Steve was a highly proficient observer, and while out and about on his own, made some landmark identifications. In the spring of 1973, he heard the distinctive churring call of the nightjar at Clynder. Today, sadly, you would make headline news if you had the same experience locally.

In 1974 and 1976, he noted the unmistakable rasping call of the corncrake near Rosneath Point, quite possibly about the last time this species was recorded in the area. Similarly, he came across a capercaillie in the hills above Bannachra, once again a bird no longer to be found there.

Another of Steve’s strengths lay in giving talks. His presentations on birds in art were not to be missed. These were always enhanced with stunning illustrations from rare books.

A seasoned traveller, he also gave talks on birds from such varied locations as South Africa and Malaysia. Another area that Steve knew well was Perth, Western Australia, one of the most isolated cities in the world.

Steve Chadwin birdwatching at RSPB World Birdwatch Day, October 4, 1997, at Kidston car park

Steve Chadwin birdwatching at RSPB World Birdwatch Day, October 4, 1997, at Kidston car park

He visited Perth and district on a number of occasions: as he pointed out, it was the sort of place where you could go to a beach, and find a barbecue, all set for anyone to use - and free into the bargain.

In 2005, Maura and Steve moved from Rosneath to Park Lane, Helensburgh. They had a memorable family get-together in 2009, when they celebrated their golden wedding anniversary.
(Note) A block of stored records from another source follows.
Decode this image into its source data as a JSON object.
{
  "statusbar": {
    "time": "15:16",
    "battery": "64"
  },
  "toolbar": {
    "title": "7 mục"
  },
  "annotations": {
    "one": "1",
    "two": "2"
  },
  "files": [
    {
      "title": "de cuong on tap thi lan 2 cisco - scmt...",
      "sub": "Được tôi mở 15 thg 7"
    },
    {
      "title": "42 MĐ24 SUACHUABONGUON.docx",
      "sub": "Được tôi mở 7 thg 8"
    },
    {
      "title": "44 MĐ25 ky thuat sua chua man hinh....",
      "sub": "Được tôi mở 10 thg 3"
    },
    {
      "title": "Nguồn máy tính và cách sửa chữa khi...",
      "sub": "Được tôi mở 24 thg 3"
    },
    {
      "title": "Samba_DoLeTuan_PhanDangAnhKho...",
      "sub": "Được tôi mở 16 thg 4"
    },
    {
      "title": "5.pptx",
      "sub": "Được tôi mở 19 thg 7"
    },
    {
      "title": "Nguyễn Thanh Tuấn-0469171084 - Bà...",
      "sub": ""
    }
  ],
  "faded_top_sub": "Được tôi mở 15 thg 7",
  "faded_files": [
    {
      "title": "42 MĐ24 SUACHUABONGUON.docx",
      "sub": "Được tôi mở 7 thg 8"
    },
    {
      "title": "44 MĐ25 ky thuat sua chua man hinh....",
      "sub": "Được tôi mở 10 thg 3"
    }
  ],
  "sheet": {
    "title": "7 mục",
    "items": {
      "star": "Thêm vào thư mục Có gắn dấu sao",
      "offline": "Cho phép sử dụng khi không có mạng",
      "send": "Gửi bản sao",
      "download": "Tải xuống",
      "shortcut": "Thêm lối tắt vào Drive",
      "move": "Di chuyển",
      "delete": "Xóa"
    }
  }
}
In 2012, Steve received a long service award from the RSPB, presented at the stylish setting of Pitlochry Festival Theatre, on the occasion of the Volunteers’ Annual Conference. Shortly after, Maura and Steve moved again, this time to the Perth area, where they had family.

Predeceased by Maura, Steve passed away at Fairview Care Home, Bannockburn, on January 23 this year. The family have invited anyone who knew them to consider making a donation to the RSPB or to UNICEF.